*Work order*
Read the data, and whenever a line holds the word "name", report that line.

Data extracted from a collection:

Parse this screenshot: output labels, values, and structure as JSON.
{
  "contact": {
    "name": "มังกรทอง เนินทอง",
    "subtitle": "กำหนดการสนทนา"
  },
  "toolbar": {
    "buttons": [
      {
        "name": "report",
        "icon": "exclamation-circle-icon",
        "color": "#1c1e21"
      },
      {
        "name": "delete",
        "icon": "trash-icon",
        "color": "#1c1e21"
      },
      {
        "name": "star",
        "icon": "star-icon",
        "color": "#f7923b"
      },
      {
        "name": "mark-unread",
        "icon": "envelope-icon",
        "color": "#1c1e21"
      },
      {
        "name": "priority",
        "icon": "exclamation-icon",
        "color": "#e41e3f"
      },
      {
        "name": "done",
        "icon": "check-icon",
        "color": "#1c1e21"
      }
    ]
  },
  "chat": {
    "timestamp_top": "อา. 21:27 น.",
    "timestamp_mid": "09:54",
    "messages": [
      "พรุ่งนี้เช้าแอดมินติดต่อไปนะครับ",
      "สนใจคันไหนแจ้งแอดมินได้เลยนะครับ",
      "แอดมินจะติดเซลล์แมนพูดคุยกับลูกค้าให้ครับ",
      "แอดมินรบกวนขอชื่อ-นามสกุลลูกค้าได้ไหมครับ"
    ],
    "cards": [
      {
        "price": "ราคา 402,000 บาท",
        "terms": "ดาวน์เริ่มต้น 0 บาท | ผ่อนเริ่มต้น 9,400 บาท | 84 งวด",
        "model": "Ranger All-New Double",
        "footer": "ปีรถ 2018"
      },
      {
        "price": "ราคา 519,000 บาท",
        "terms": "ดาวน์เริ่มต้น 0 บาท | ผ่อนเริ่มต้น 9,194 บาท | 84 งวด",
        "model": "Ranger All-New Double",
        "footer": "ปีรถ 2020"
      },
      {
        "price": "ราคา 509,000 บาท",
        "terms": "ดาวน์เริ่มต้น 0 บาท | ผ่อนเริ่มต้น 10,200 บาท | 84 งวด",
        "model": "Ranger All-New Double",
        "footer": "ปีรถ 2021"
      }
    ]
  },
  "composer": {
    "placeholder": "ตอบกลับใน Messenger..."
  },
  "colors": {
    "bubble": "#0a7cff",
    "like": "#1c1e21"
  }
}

*Written response*
    "name": "มังกรทอง เนินทอง",
        "name": "report",
        "name": "delete",
        "name": "star",
        "name": "mark-unread",
        "name": "priority",
        "name": "done",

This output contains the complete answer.